EXTRACTED MATERIAL Start Marker

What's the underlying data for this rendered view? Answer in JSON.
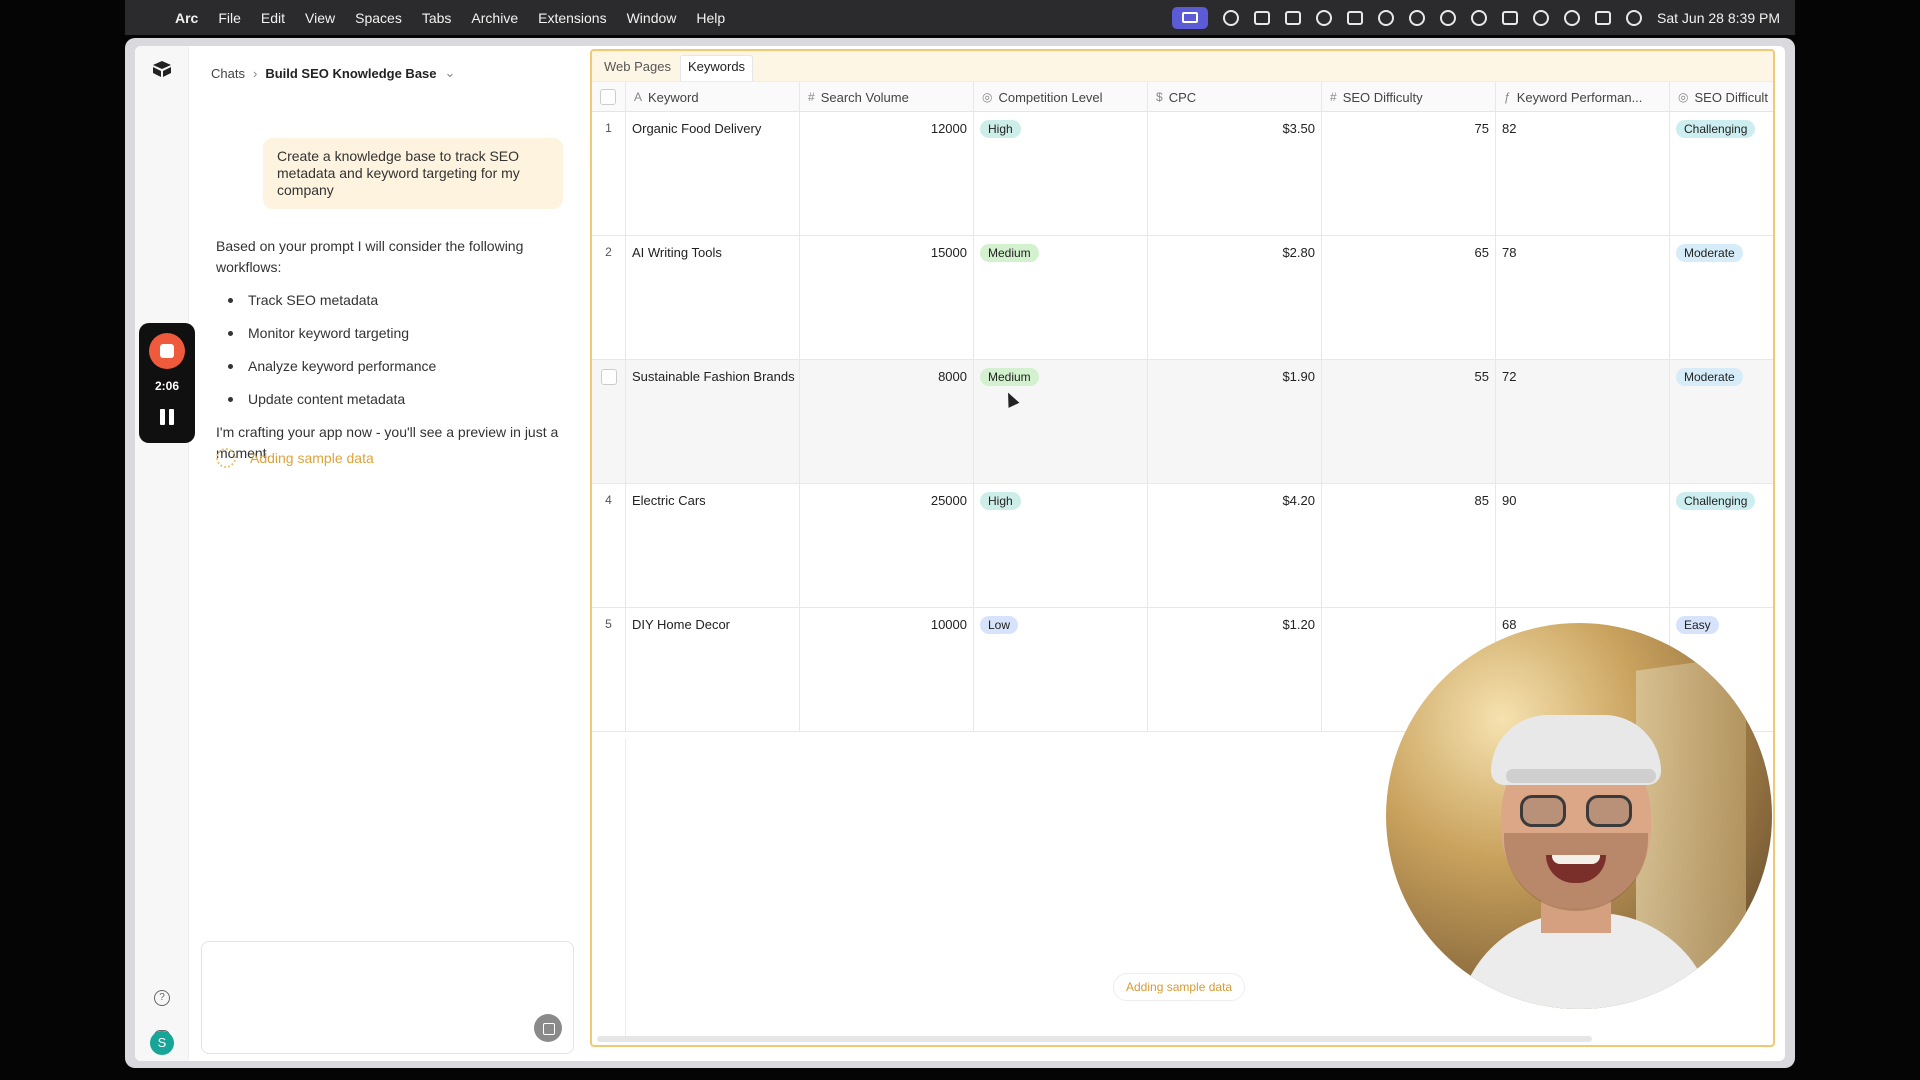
{
  "menubar": {
    "app": "Arc",
    "items": [
      "File",
      "Edit",
      "View",
      "Spaces",
      "Tabs",
      "Archive",
      "Extensions",
      "Window",
      "Help"
    ],
    "clock": "Sat Jun 28  8:39 PM"
  },
  "breadcrumb": {
    "root": "Chats",
    "current": "Build SEO Knowledge Base"
  },
  "chat": {
    "prompt": "Create a knowledge base to track SEO metadata and keyword targeting for my company",
    "reply_intro": "Based on your prompt I will consider the following workflows:",
    "workflows": [
      "Track SEO metadata",
      "Monitor keyword targeting",
      "Analyze keyword performance",
      "Update content metadata"
    ],
    "reply_outro": "I'm crafting your app now - you'll see a preview in just a moment.",
    "status": "Adding sample data"
  },
  "recorder": {
    "time": "2:06"
  },
  "tabs": [
    {
      "label": "Web Pages",
      "active": false
    },
    {
      "label": "Keywords",
      "active": true
    }
  ],
  "columns": [
    {
      "label": "Keyword",
      "icon": "A"
    },
    {
      "label": "Search Volume",
      "icon": "#"
    },
    {
      "label": "Competition Level",
      "icon": "◎"
    },
    {
      "label": "CPC",
      "icon": "$"
    },
    {
      "label": "SEO Difficulty",
      "icon": "#"
    },
    {
      "label": "Keyword Performan...",
      "icon": "ƒ"
    },
    {
      "label": "SEO Difficult",
      "icon": "◎"
    }
  ],
  "rows": [
    {
      "idx": "1",
      "keyword": "Organic Food Delivery",
      "volume": "12000",
      "competition": "High",
      "cpc": "$3.50",
      "difficulty": "75",
      "performance": "82",
      "difficulty_level": "Challenging"
    },
    {
      "idx": "2",
      "keyword": "AI Writing Tools",
      "volume": "15000",
      "competition": "Medium",
      "cpc": "$2.80",
      "difficulty": "65",
      "performance": "78",
      "difficulty_level": "Moderate"
    },
    {
      "idx": "",
      "keyword": "Sustainable Fashion Brands",
      "volume": "8000",
      "competition": "Medium",
      "cpc": "$1.90",
      "difficulty": "55",
      "performance": "72",
      "difficulty_level": "Moderate"
    },
    {
      "idx": "4",
      "keyword": "Electric Cars",
      "volume": "25000",
      "competition": "High",
      "cpc": "$4.20",
      "difficulty": "85",
      "performance": "90",
      "difficulty_level": "Challenging"
    },
    {
      "idx": "5",
      "keyword": "DIY Home Decor",
      "volume": "10000",
      "competition": "Low",
      "cpc": "$1.20",
      "difficulty": "",
      "performance": "68",
      "difficulty_level": "Easy"
    }
  ],
  "pill_colors": {
    "High": "#cdeee8",
    "Medium": "#d3f0cf",
    "Low": "#d6e3fb",
    "Challenging": "#cdeef0",
    "Moderate": "#d6ecf8",
    "Easy": "#d6e3fb"
  },
  "grid_status": "Adding sample data"
}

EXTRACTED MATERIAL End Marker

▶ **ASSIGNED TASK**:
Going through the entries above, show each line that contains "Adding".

▶ **SOLUTION TO THIS TASK**:
    "status": "Adding sample data"
  "grid_status": "Adding sample data"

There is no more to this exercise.